The perfect vehicle

At this time of year, when you can get that perfect peach or that sweetest of strawberries, let it speak for itself.  The shortcake is perhaps the best vehicle of this (second only perhaps to a slice of pound cake).  Slice a shortcake in half, top with the fruit, a dollop of whipped cream and Bob’s your uncle.

I know there is the great revelry between Team Scone and Team Biscuit.  I am a fan of the scone-type shortcake... so there.  I'm also a fan of a more rustic look to the shortcake, rather than the perfect cookie cutter-style.  By leaving the dough in a ball on the sheet pan, the shortcakes bake up into these lovely, cracked mounds of tastiness.

White peaches on rosemary shortcake

(makes 8)
1 lb flour
1 tbsp baking powder
5 oz sugar
1 tsp salt
1 3/4 cup heavy cream
In a bowl, stir the dry ingredients together.  Add some of the cream and fluff the dry ingredients to moisten, then stir in the remaining cream.  Transfer the dough to the work surface and gently knead the bits of dough to bring it together.  Do not work the dough too much as if it were bread, and if it seems a little too dry, wet your hands and work the stray bits into the mass.  Either eye-ball the dough into eight portions, or (for the anal ones like me) scale out 4.5 oz portions.  Roll the portions into balls, and place on a parchment-lined sheet pan (do not flatten).  Egg wash the dough balls and sprinkle with sugar (vanilla sugar is nice).  Bake at 375º-400º until golden.

You can flavor the shortcakes anyway to desire to match or contrast your fruit.  For the picture, I added 1 tbsp of finely chopped rosemary to the recipe to go with some delicious, lightly vanilla sugar-macerated white peaches.

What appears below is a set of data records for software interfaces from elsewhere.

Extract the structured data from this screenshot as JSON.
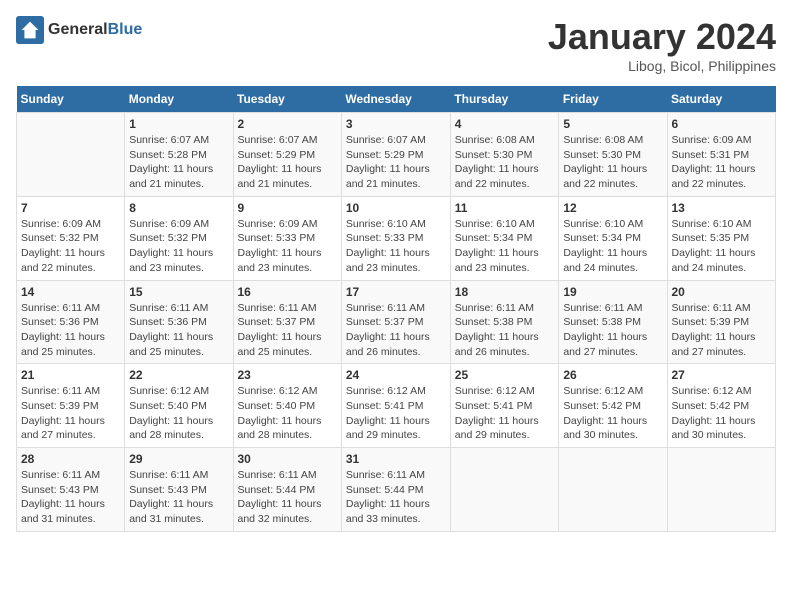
{
  "header": {
    "logo_general": "General",
    "logo_blue": "Blue",
    "title": "January 2024",
    "subtitle": "Libog, Bicol, Philippines"
  },
  "calendar": {
    "days_of_week": [
      "Sunday",
      "Monday",
      "Tuesday",
      "Wednesday",
      "Thursday",
      "Friday",
      "Saturday"
    ],
    "weeks": [
      [
        {
          "day": "",
          "info": ""
        },
        {
          "day": "1",
          "info": "Sunrise: 6:07 AM\nSunset: 5:28 PM\nDaylight: 11 hours and 21 minutes."
        },
        {
          "day": "2",
          "info": "Sunrise: 6:07 AM\nSunset: 5:29 PM\nDaylight: 11 hours and 21 minutes."
        },
        {
          "day": "3",
          "info": "Sunrise: 6:07 AM\nSunset: 5:29 PM\nDaylight: 11 hours and 21 minutes."
        },
        {
          "day": "4",
          "info": "Sunrise: 6:08 AM\nSunset: 5:30 PM\nDaylight: 11 hours and 22 minutes."
        },
        {
          "day": "5",
          "info": "Sunrise: 6:08 AM\nSunset: 5:30 PM\nDaylight: 11 hours and 22 minutes."
        },
        {
          "day": "6",
          "info": "Sunrise: 6:09 AM\nSunset: 5:31 PM\nDaylight: 11 hours and 22 minutes."
        }
      ],
      [
        {
          "day": "7",
          "info": "Sunrise: 6:09 AM\nSunset: 5:32 PM\nDaylight: 11 hours and 22 minutes."
        },
        {
          "day": "8",
          "info": "Sunrise: 6:09 AM\nSunset: 5:32 PM\nDaylight: 11 hours and 23 minutes."
        },
        {
          "day": "9",
          "info": "Sunrise: 6:09 AM\nSunset: 5:33 PM\nDaylight: 11 hours and 23 minutes."
        },
        {
          "day": "10",
          "info": "Sunrise: 6:10 AM\nSunset: 5:33 PM\nDaylight: 11 hours and 23 minutes."
        },
        {
          "day": "11",
          "info": "Sunrise: 6:10 AM\nSunset: 5:34 PM\nDaylight: 11 hours and 23 minutes."
        },
        {
          "day": "12",
          "info": "Sunrise: 6:10 AM\nSunset: 5:34 PM\nDaylight: 11 hours and 24 minutes."
        },
        {
          "day": "13",
          "info": "Sunrise: 6:10 AM\nSunset: 5:35 PM\nDaylight: 11 hours and 24 minutes."
        }
      ],
      [
        {
          "day": "14",
          "info": "Sunrise: 6:11 AM\nSunset: 5:36 PM\nDaylight: 11 hours and 25 minutes."
        },
        {
          "day": "15",
          "info": "Sunrise: 6:11 AM\nSunset: 5:36 PM\nDaylight: 11 hours and 25 minutes."
        },
        {
          "day": "16",
          "info": "Sunrise: 6:11 AM\nSunset: 5:37 PM\nDaylight: 11 hours and 25 minutes."
        },
        {
          "day": "17",
          "info": "Sunrise: 6:11 AM\nSunset: 5:37 PM\nDaylight: 11 hours and 26 minutes."
        },
        {
          "day": "18",
          "info": "Sunrise: 6:11 AM\nSunset: 5:38 PM\nDaylight: 11 hours and 26 minutes."
        },
        {
          "day": "19",
          "info": "Sunrise: 6:11 AM\nSunset: 5:38 PM\nDaylight: 11 hours and 27 minutes."
        },
        {
          "day": "20",
          "info": "Sunrise: 6:11 AM\nSunset: 5:39 PM\nDaylight: 11 hours and 27 minutes."
        }
      ],
      [
        {
          "day": "21",
          "info": "Sunrise: 6:11 AM\nSunset: 5:39 PM\nDaylight: 11 hours and 27 minutes."
        },
        {
          "day": "22",
          "info": "Sunrise: 6:12 AM\nSunset: 5:40 PM\nDaylight: 11 hours and 28 minutes."
        },
        {
          "day": "23",
          "info": "Sunrise: 6:12 AM\nSunset: 5:40 PM\nDaylight: 11 hours and 28 minutes."
        },
        {
          "day": "24",
          "info": "Sunrise: 6:12 AM\nSunset: 5:41 PM\nDaylight: 11 hours and 29 minutes."
        },
        {
          "day": "25",
          "info": "Sunrise: 6:12 AM\nSunset: 5:41 PM\nDaylight: 11 hours and 29 minutes."
        },
        {
          "day": "26",
          "info": "Sunrise: 6:12 AM\nSunset: 5:42 PM\nDaylight: 11 hours and 30 minutes."
        },
        {
          "day": "27",
          "info": "Sunrise: 6:12 AM\nSunset: 5:42 PM\nDaylight: 11 hours and 30 minutes."
        }
      ],
      [
        {
          "day": "28",
          "info": "Sunrise: 6:11 AM\nSunset: 5:43 PM\nDaylight: 11 hours and 31 minutes."
        },
        {
          "day": "29",
          "info": "Sunrise: 6:11 AM\nSunset: 5:43 PM\nDaylight: 11 hours and 31 minutes."
        },
        {
          "day": "30",
          "info": "Sunrise: 6:11 AM\nSunset: 5:44 PM\nDaylight: 11 hours and 32 minutes."
        },
        {
          "day": "31",
          "info": "Sunrise: 6:11 AM\nSunset: 5:44 PM\nDaylight: 11 hours and 33 minutes."
        },
        {
          "day": "",
          "info": ""
        },
        {
          "day": "",
          "info": ""
        },
        {
          "day": "",
          "info": ""
        }
      ]
    ]
  }
}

For an extra thick and rich whipped cream, take equal parts mascarpone and heavy cream.  In a mixer bowl with the whip attachment slowly mix the mascarpone and sugar to taste to stir out the cheese.  Slowly add the heavy cream to avoid lumps.  Once all the cream is in, turn the mixer up and whip to soft peak.  Don’t go too far, or the mixture will become thick and gritty.  I prefer this to just whipped cream, which I find weak and uninteresting.